■ Given records ■
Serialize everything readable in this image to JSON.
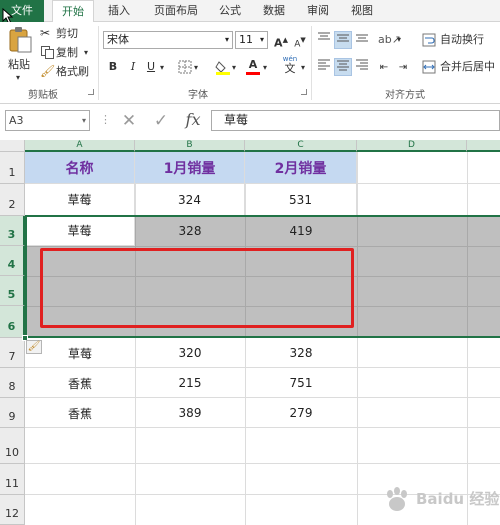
{
  "tabs": [
    "文件",
    "开始",
    "插入",
    "页面布局",
    "公式",
    "数据",
    "审阅",
    "视图"
  ],
  "clipboard": {
    "paste": "粘贴",
    "cut": "剪切",
    "copy": "复制",
    "format_painter": "格式刷",
    "group": "剪贴板"
  },
  "font": {
    "name": "宋体",
    "size": "11",
    "bold": "B",
    "italic": "I",
    "underline": "U",
    "group": "字体",
    "grow": "A",
    "shrink": "A",
    "wen": "wén",
    "wen_char": "文"
  },
  "alignment": {
    "wrap": "自动换行",
    "merge": "合并后居中",
    "group": "对齐方式"
  },
  "formula_bar": {
    "name_box": "A3",
    "fx": "fx",
    "content": "草莓"
  },
  "columns": [
    "A",
    "B",
    "C",
    "D"
  ],
  "rows": [
    "1",
    "2",
    "3",
    "4",
    "5",
    "6",
    "7",
    "8",
    "9",
    "10",
    "11",
    "12"
  ],
  "header_row": [
    "名称",
    "1月销量",
    "2月销量"
  ],
  "data_rows": [
    [
      "草莓",
      "324",
      "531"
    ],
    [
      "草莓",
      "328",
      "419"
    ],
    [
      "",
      "",
      ""
    ],
    [
      "",
      "",
      ""
    ],
    [
      "",
      "",
      ""
    ],
    [
      "草莓",
      "320",
      "328"
    ],
    [
      "香蕉",
      "215",
      "751"
    ],
    [
      "香蕉",
      "389",
      "279"
    ]
  ],
  "colors": {
    "accent": "#217346",
    "header_fill": "#c5d9f1",
    "header_text": "#7030a0",
    "selection_fill": "#bfbfbf",
    "annotation": "#e02020"
  },
  "watermark": "Baidu 经验"
}
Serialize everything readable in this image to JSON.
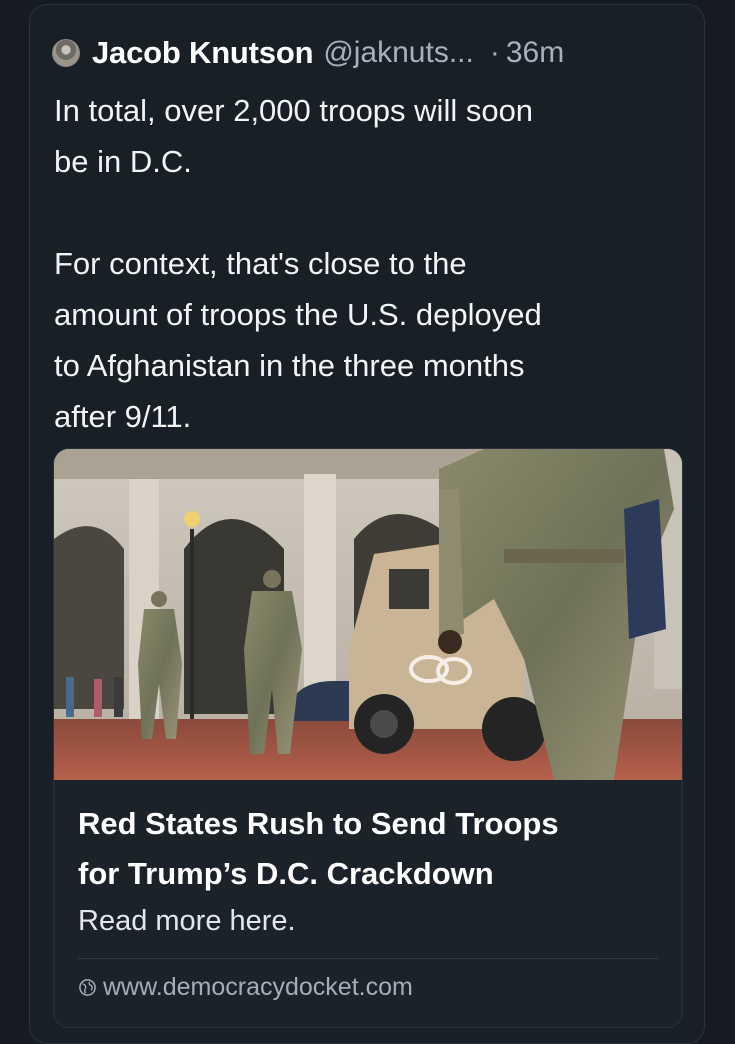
{
  "post": {
    "author_name": "Jacob Knutson",
    "author_handle": "@jaknuts...",
    "separator": "·",
    "time_ago": "36m",
    "text_lines_1": [
      "In total, over 2,000 troops will soon",
      "be in D.C."
    ],
    "text_lines_2": [
      "For context, that's close to the",
      "amount of troops the U.S. deployed",
      "to Afghanistan in the three months",
      "after 9/11."
    ]
  },
  "link_card": {
    "title_lines": [
      "Red States Rush to Send Troops",
      "for Trump’s D.C. Crackdown"
    ],
    "description": "Read more here.",
    "domain": "www.democracydocket.com",
    "image_icon": "news-photo"
  },
  "colors": {
    "background": "#161b22",
    "text": "#f2f4f5",
    "muted": "#a8b0ba"
  }
}
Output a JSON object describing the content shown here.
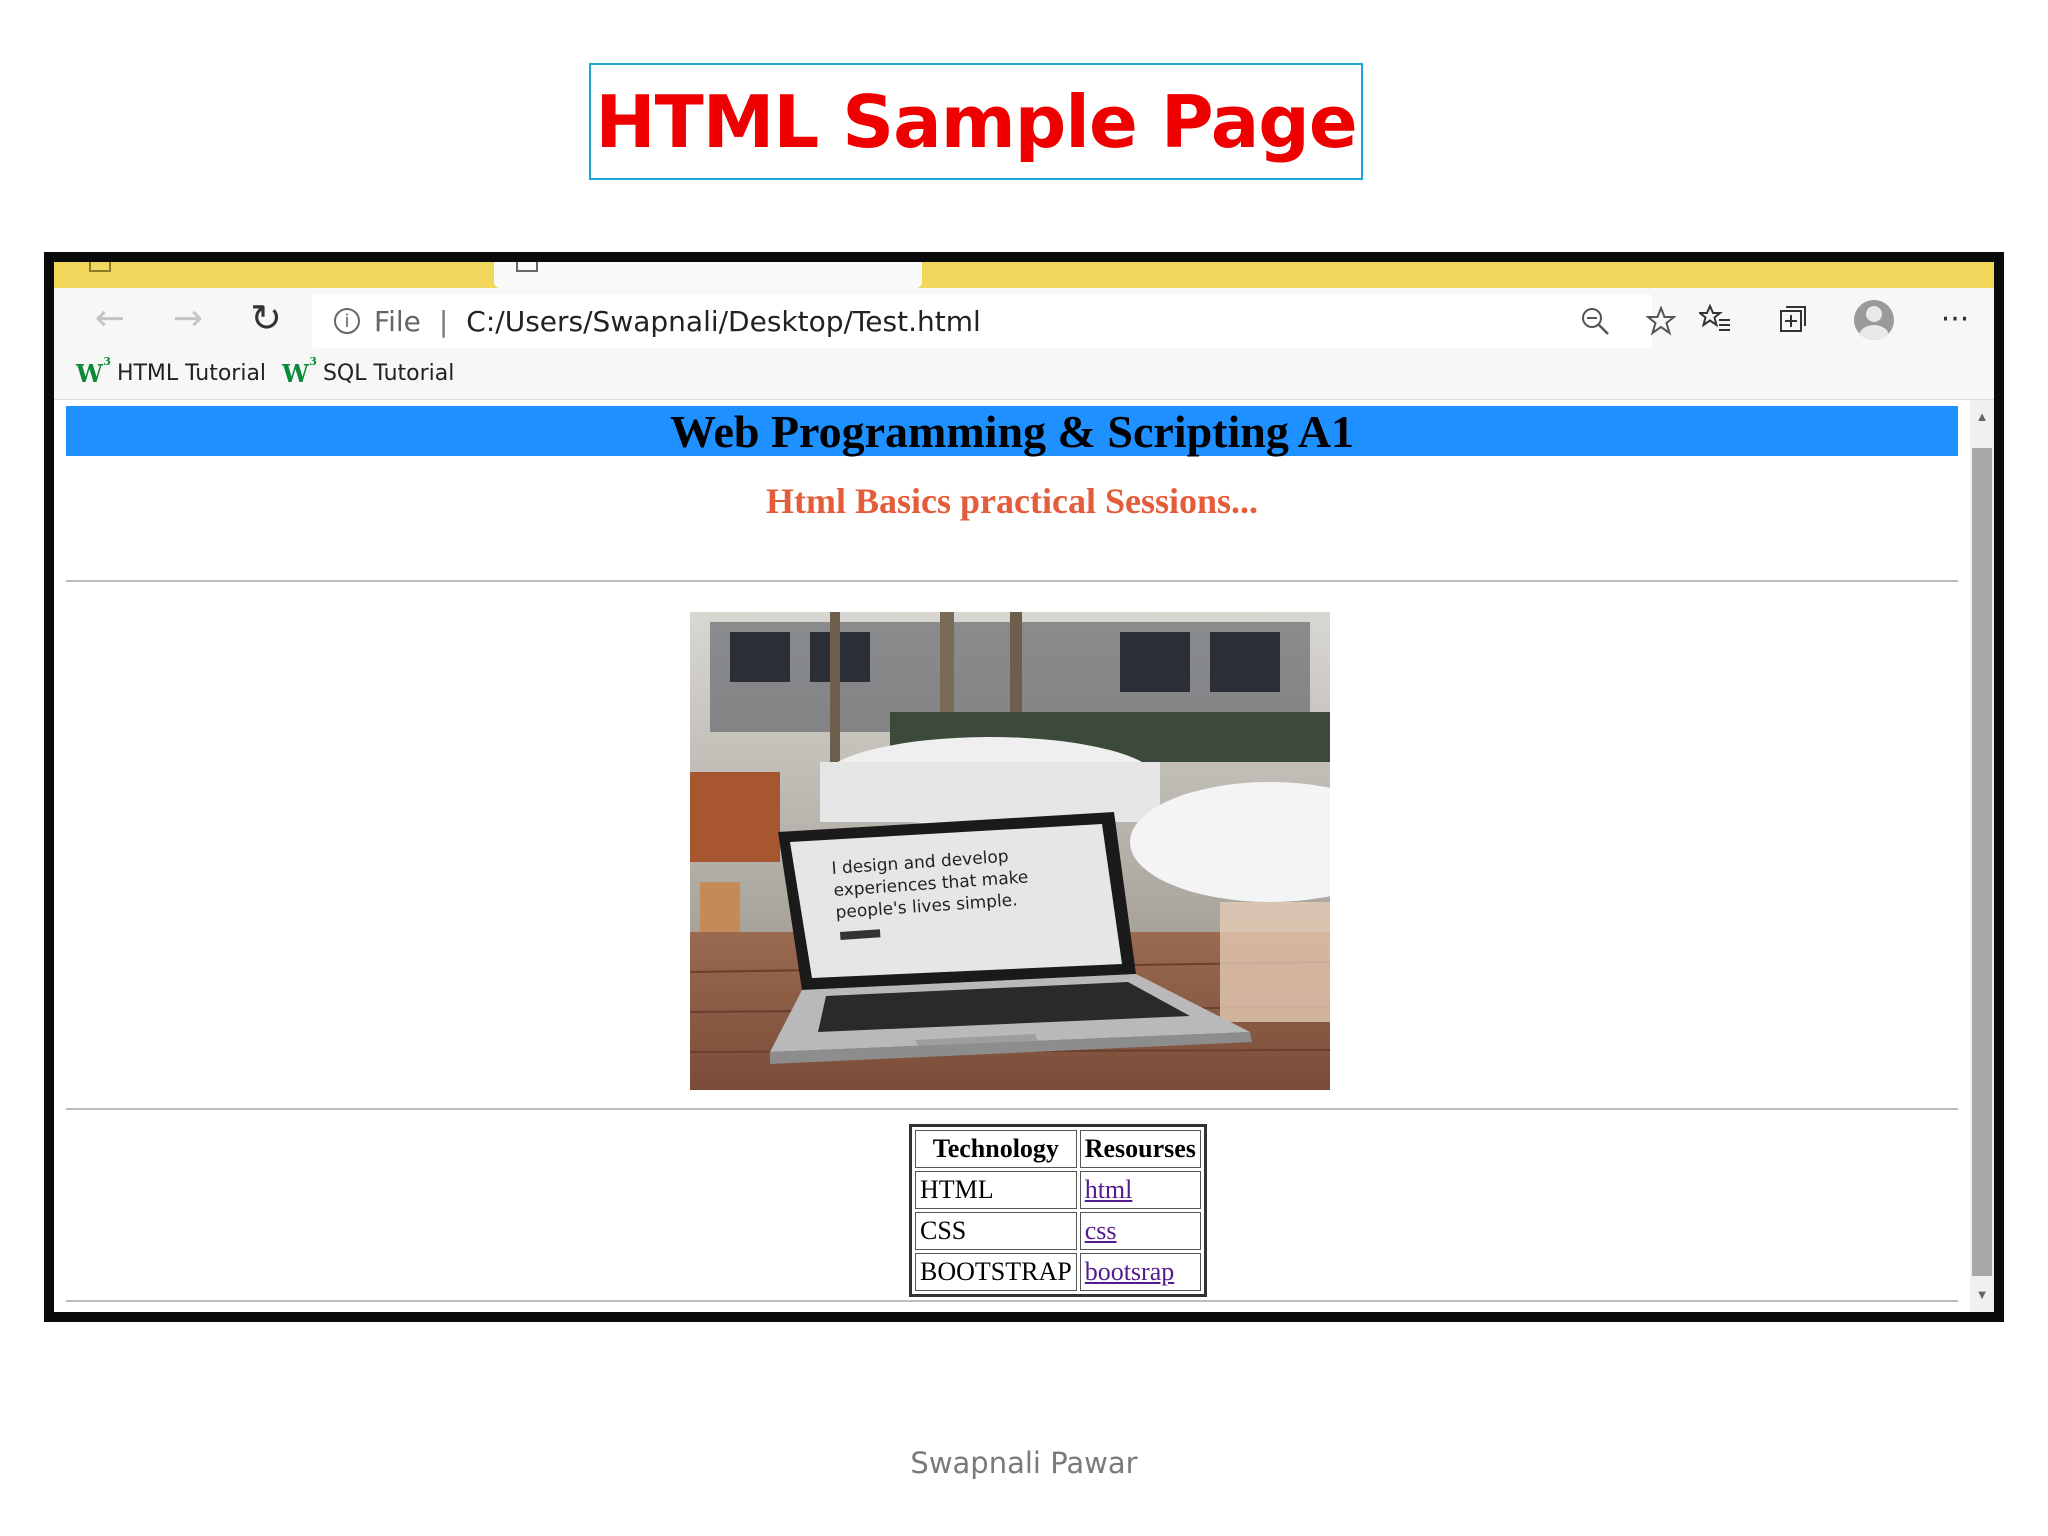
{
  "slide": {
    "title": "HTML Sample Page",
    "footer": "Swapnali Pawar"
  },
  "browser": {
    "addressbar": {
      "scheme_label": "File",
      "separator": "|",
      "url": "C:/Users/Swapnali/Desktop/Test.html"
    },
    "bookmarks": [
      {
        "label": "HTML Tutorial",
        "icon": "w3schools-icon"
      },
      {
        "label": "SQL Tutorial",
        "icon": "w3schools-icon"
      }
    ],
    "colors": {
      "tabstrip": "#f1d75c",
      "toolbar": "#f7f7f7"
    }
  },
  "webpage": {
    "header": "Web Programming & Scripting A1",
    "subheader": "Html Basics practical Sessions...",
    "photo_screen_text": {
      "line1": "I design and develop",
      "line2": "experiences that make",
      "line3": "people's lives simple."
    },
    "table": {
      "headers": [
        "Technology",
        "Resourses"
      ],
      "rows": [
        {
          "technology": "HTML",
          "link": "html"
        },
        {
          "technology": "CSS",
          "link": "css"
        },
        {
          "technology": "BOOTSTRAP",
          "link": "bootsrap"
        }
      ]
    },
    "colors": {
      "header_bg": "#1e90ff",
      "subheader": "#e45c3a",
      "link": "#551a8b"
    }
  }
}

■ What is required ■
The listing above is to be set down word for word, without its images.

■ Answer to the exercise ■
Serialize everything readable in this image to JSON.
{
  "tabs": [
    "文件",
    "开始",
    "插入",
    "页面布局",
    "公式",
    "数据",
    "审阅",
    "视图"
  ],
  "clipboard": {
    "paste": "粘贴",
    "cut": "剪切",
    "copy": "复制",
    "format_painter": "格式刷",
    "group": "剪贴板"
  },
  "font": {
    "name": "宋体",
    "size": "11",
    "bold": "B",
    "italic": "I",
    "underline": "U",
    "group": "字体",
    "grow": "A",
    "shrink": "A",
    "wen": "wén",
    "wen_char": "文"
  },
  "alignment": {
    "wrap": "自动换行",
    "merge": "合并后居中",
    "group": "对齐方式"
  },
  "formula_bar": {
    "name_box": "A3",
    "fx": "fx",
    "content": "草莓"
  },
  "columns": [
    "A",
    "B",
    "C",
    "D"
  ],
  "rows": [
    "1",
    "2",
    "3",
    "4",
    "5",
    "6",
    "7",
    "8",
    "9",
    "10",
    "11",
    "12"
  ],
  "header_row": [
    "名称",
    "1月销量",
    "2月销量"
  ],
  "data_rows": [
    [
      "草莓",
      "324",
      "531"
    ],
    [
      "草莓",
      "328",
      "419"
    ],
    [
      "",
      "",
      ""
    ],
    [
      "",
      "",
      ""
    ],
    [
      "",
      "",
      ""
    ],
    [
      "草莓",
      "320",
      "328"
    ],
    [
      "香蕉",
      "215",
      "751"
    ],
    [
      "香蕉",
      "389",
      "279"
    ]
  ],
  "colors": {
    "accent": "#217346",
    "header_fill": "#c5d9f1",
    "header_text": "#7030a0",
    "selection_fill": "#bfbfbf",
    "annotation": "#e02020"
  },
  "watermark": "Baidu 经验"
}
Serialize everything readable in this image to JSON.
{
  "post": {
    "author_name": "Jacob Knutson",
    "author_handle": "@jaknuts...",
    "separator": "·",
    "time_ago": "36m",
    "text_lines_1": [
      "In total, over 2,000 troops will soon",
      "be in D.C."
    ],
    "text_lines_2": [
      "For context, that's close to the",
      "amount of troops the U.S. deployed",
      "to Afghanistan in the three months",
      "after 9/11."
    ]
  },
  "link_card": {
    "title_lines": [
      "Red States Rush to Send Troops",
      "for Trump’s D.C. Crackdown"
    ],
    "description": "Read more here.",
    "domain": "www.democracydocket.com",
    "image_icon": "news-photo"
  },
  "colors": {
    "background": "#161b22",
    "text": "#f2f4f5",
    "muted": "#a8b0ba"
  }
}
Output a JSON object describing the content shown here.
{
  "slide": {
    "title": "HTML Sample Page",
    "footer": "Swapnali Pawar"
  },
  "browser": {
    "addressbar": {
      "scheme_label": "File",
      "separator": "|",
      "url": "C:/Users/Swapnali/Desktop/Test.html"
    },
    "bookmarks": [
      {
        "label": "HTML Tutorial",
        "icon": "w3schools-icon"
      },
      {
        "label": "SQL Tutorial",
        "icon": "w3schools-icon"
      }
    ],
    "colors": {
      "tabstrip": "#f1d75c",
      "toolbar": "#f7f7f7"
    }
  },
  "webpage": {
    "header": "Web Programming & Scripting A1",
    "subheader": "Html Basics practical Sessions...",
    "photo_screen_text": {
      "line1": "I design and develop",
      "line2": "experiences that make",
      "line3": "people's lives simple."
    },
    "table": {
      "headers": [
        "Technology",
        "Resourses"
      ],
      "rows": [
        {
          "technology": "HTML",
          "link": "html"
        },
        {
          "technology": "CSS",
          "link": "css"
        },
        {
          "technology": "BOOTSTRAP",
          "link": "bootsrap"
        }
      ]
    },
    "colors": {
      "header_bg": "#1e90ff",
      "subheader": "#e45c3a",
      "link": "#551a8b"
    }
  }
}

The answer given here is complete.